-- SUPPLIED ENTRIES follows --
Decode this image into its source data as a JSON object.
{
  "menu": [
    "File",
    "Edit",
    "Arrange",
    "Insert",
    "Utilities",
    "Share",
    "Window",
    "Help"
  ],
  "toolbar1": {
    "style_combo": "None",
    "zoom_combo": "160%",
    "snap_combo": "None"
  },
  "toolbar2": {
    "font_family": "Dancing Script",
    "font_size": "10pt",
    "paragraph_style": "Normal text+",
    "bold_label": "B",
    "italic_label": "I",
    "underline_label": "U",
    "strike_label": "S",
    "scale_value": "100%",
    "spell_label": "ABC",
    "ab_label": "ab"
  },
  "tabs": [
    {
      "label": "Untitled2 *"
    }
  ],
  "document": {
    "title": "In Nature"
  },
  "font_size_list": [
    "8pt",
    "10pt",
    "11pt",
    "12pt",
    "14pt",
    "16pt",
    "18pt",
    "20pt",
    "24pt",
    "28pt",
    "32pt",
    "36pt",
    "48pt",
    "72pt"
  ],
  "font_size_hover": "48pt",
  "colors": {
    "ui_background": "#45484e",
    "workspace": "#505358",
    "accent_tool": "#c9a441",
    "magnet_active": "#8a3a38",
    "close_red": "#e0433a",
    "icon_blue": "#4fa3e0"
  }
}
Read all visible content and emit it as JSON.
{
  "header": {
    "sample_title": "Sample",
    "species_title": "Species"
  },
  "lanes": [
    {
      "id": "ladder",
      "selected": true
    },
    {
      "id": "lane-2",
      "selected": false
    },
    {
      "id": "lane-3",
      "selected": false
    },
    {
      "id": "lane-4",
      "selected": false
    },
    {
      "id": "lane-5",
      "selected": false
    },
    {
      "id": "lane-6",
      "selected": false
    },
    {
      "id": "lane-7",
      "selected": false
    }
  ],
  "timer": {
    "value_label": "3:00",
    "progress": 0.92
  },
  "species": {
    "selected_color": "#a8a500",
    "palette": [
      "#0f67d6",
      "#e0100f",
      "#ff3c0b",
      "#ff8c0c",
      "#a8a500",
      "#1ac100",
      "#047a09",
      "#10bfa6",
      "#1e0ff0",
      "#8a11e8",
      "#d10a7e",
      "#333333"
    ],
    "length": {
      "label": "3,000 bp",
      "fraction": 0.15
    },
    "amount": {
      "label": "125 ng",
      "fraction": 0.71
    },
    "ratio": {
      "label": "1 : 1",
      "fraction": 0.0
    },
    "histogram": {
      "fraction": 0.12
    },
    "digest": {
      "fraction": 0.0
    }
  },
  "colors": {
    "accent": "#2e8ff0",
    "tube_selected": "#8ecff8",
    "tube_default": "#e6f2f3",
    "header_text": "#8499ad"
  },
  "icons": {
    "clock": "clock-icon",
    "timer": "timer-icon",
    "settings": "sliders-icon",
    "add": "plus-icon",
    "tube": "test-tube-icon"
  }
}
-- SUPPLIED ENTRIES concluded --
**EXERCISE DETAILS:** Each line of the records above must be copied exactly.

**SOLUTION TO THIS PROBLEM:**
Decode this image into its source data as a JSON object.
{
  "menu": [
    "File",
    "Edit",
    "Arrange",
    "Insert",
    "Utilities",
    "Share",
    "Window",
    "Help"
  ],
  "toolbar1": {
    "style_combo": "None",
    "zoom_combo": "160%",
    "snap_combo": "None"
  },
  "toolbar2": {
    "font_family": "Dancing Script",
    "font_size": "10pt",
    "paragraph_style": "Normal text+",
    "bold_label": "B",
    "italic_label": "I",
    "underline_label": "U",
    "strike_label": "S",
    "scale_value": "100%",
    "spell_label": "ABC",
    "ab_label": "ab"
  },
  "tabs": [
    {
      "label": "Untitled2 *"
    }
  ],
  "document": {
    "title": "In Nature"
  },
  "font_size_list": [
    "8pt",
    "10pt",
    "11pt",
    "12pt",
    "14pt",
    "16pt",
    "18pt",
    "20pt",
    "24pt",
    "28pt",
    "32pt",
    "36pt",
    "48pt",
    "72pt"
  ],
  "font_size_hover": "48pt",
  "colors": {
    "ui_background": "#45484e",
    "workspace": "#505358",
    "accent_tool": "#c9a441",
    "magnet_active": "#8a3a38",
    "close_red": "#e0433a",
    "icon_blue": "#4fa3e0"
  }
}
Read all visible content and emit it as JSON.
{
  "header": {
    "sample_title": "Sample",
    "species_title": "Species"
  },
  "lanes": [
    {
      "id": "ladder",
      "selected": true
    },
    {
      "id": "lane-2",
      "selected": false
    },
    {
      "id": "lane-3",
      "selected": false
    },
    {
      "id": "lane-4",
      "selected": false
    },
    {
      "id": "lane-5",
      "selected": false
    },
    {
      "id": "lane-6",
      "selected": false
    },
    {
      "id": "lane-7",
      "selected": false
    }
  ],
  "timer": {
    "value_label": "3:00",
    "progress": 0.92
  },
  "species": {
    "selected_color": "#a8a500",
    "palette": [
      "#0f67d6",
      "#e0100f",
      "#ff3c0b",
      "#ff8c0c",
      "#a8a500",
      "#1ac100",
      "#047a09",
      "#10bfa6",
      "#1e0ff0",
      "#8a11e8",
      "#d10a7e",
      "#333333"
    ],
    "length": {
      "label": "3,000 bp",
      "fraction": 0.15
    },
    "amount": {
      "label": "125 ng",
      "fraction": 0.71
    },
    "ratio": {
      "label": "1 : 1",
      "fraction": 0.0
    },
    "histogram": {
      "fraction": 0.12
    },
    "digest": {
      "fraction": 0.0
    }
  },
  "colors": {
    "accent": "#2e8ff0",
    "tube_selected": "#8ecff8",
    "tube_default": "#e6f2f3",
    "header_text": "#8499ad"
  },
  "icons": {
    "clock": "clock-icon",
    "timer": "timer-icon",
    "settings": "sliders-icon",
    "add": "plus-icon",
    "tube": "test-tube-icon"
  }
}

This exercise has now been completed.